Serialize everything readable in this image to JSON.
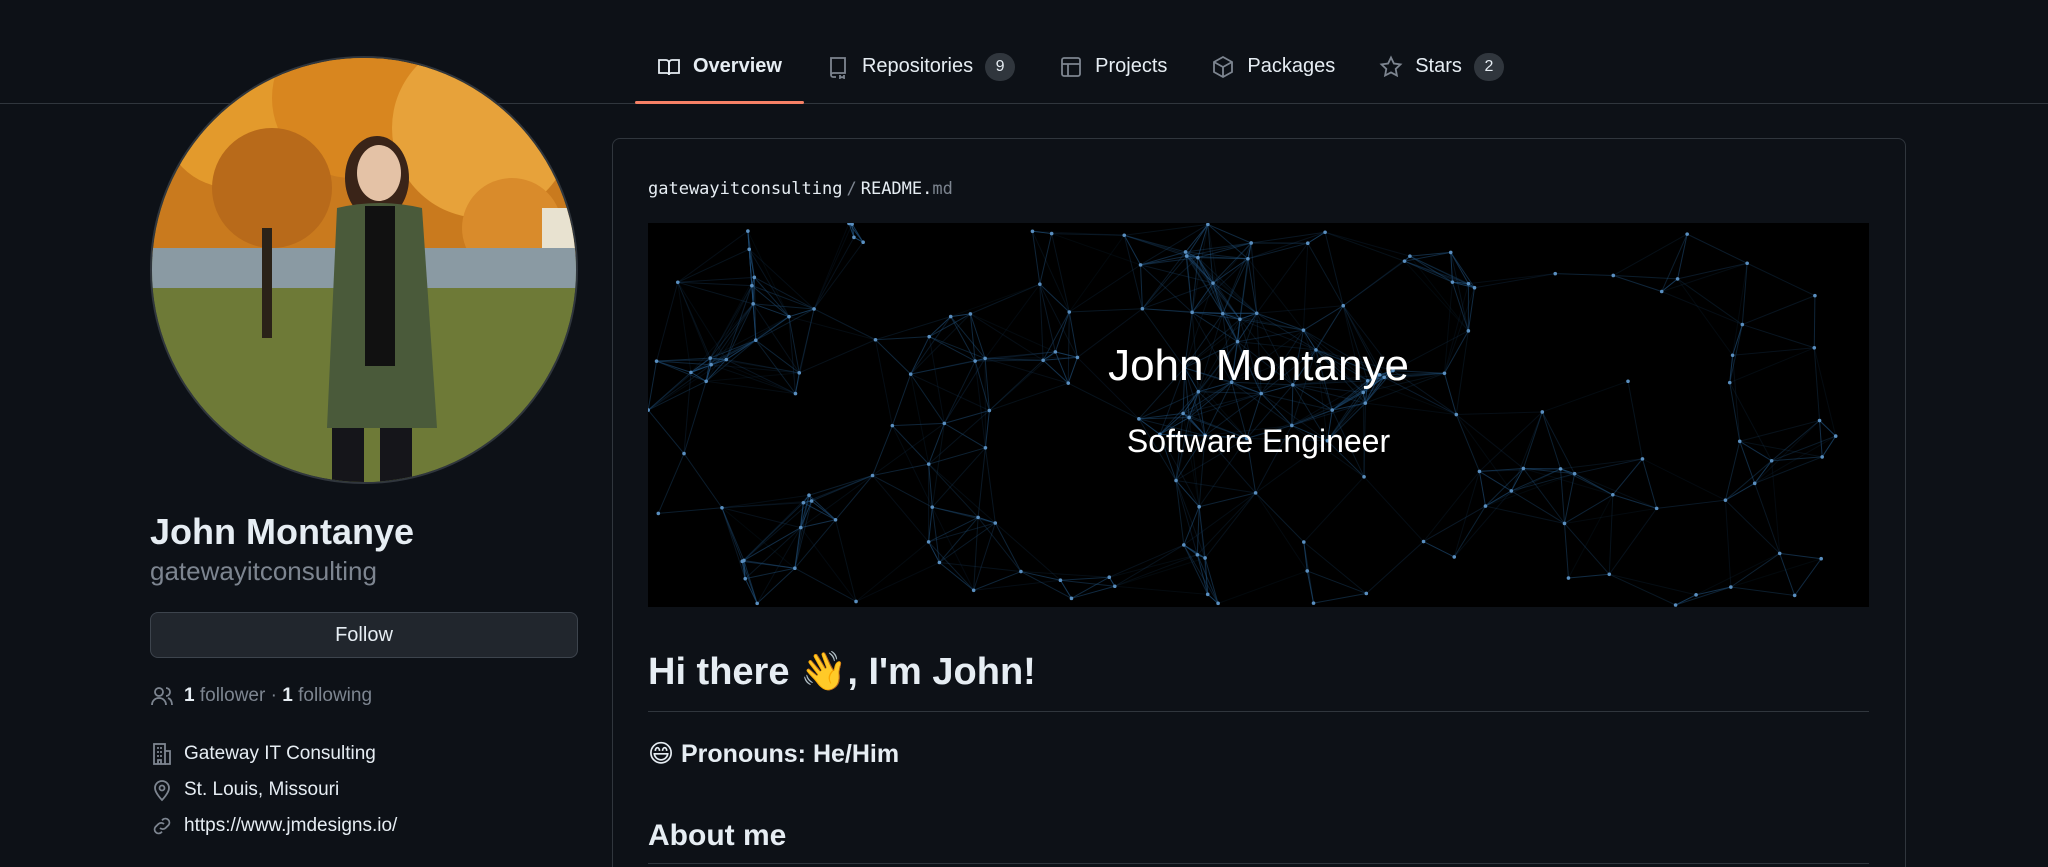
{
  "nav": {
    "tabs": [
      {
        "label": "Overview",
        "icon": "book-icon",
        "active": true
      },
      {
        "label": "Repositories",
        "icon": "repo-icon",
        "count": "9"
      },
      {
        "label": "Projects",
        "icon": "table-icon"
      },
      {
        "label": "Packages",
        "icon": "package-icon"
      },
      {
        "label": "Stars",
        "icon": "star-icon",
        "count": "2"
      }
    ]
  },
  "profile": {
    "fullname": "John Montanye",
    "username": "gatewayitconsulting",
    "follow_label": "Follow",
    "followers_count": "1",
    "followers_label": "follower",
    "separator": "·",
    "following_count": "1",
    "following_label": "following",
    "company": "Gateway IT Consulting",
    "location": "St. Louis, Missouri",
    "website": "https://www.jmdesigns.io/"
  },
  "readme": {
    "owner": "gatewayitconsulting",
    "sep": "/",
    "file_base": "README.",
    "file_ext": "md",
    "banner_title": "John Montanye",
    "banner_subtitle": "Software Engineer",
    "heading": "Hi there 👋, I'm John!",
    "pronouns": "😄 Pronouns: He/Him",
    "about": "About me"
  },
  "colors": {
    "background": "#0d1117",
    "border": "#30363d",
    "accent_underline": "#f78166",
    "muted_text": "#7d8590"
  }
}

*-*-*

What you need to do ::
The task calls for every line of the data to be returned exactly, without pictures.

Answer to this problem ::
Serialize everything readable in this image to JSON.
{
  "nav": {
    "tabs": [
      {
        "label": "Overview",
        "icon": "book-icon",
        "active": true
      },
      {
        "label": "Repositories",
        "icon": "repo-icon",
        "count": "9"
      },
      {
        "label": "Projects",
        "icon": "table-icon"
      },
      {
        "label": "Packages",
        "icon": "package-icon"
      },
      {
        "label": "Stars",
        "icon": "star-icon",
        "count": "2"
      }
    ]
  },
  "profile": {
    "fullname": "John Montanye",
    "username": "gatewayitconsulting",
    "follow_label": "Follow",
    "followers_count": "1",
    "followers_label": "follower",
    "separator": "·",
    "following_count": "1",
    "following_label": "following",
    "company": "Gateway IT Consulting",
    "location": "St. Louis, Missouri",
    "website": "https://www.jmdesigns.io/"
  },
  "readme": {
    "owner": "gatewayitconsulting",
    "sep": "/",
    "file_base": "README.",
    "file_ext": "md",
    "banner_title": "John Montanye",
    "banner_subtitle": "Software Engineer",
    "heading": "Hi there 👋, I'm John!",
    "pronouns": "😄 Pronouns: He/Him",
    "about": "About me"
  },
  "colors": {
    "background": "#0d1117",
    "border": "#30363d",
    "accent_underline": "#f78166",
    "muted_text": "#7d8590"
  }
}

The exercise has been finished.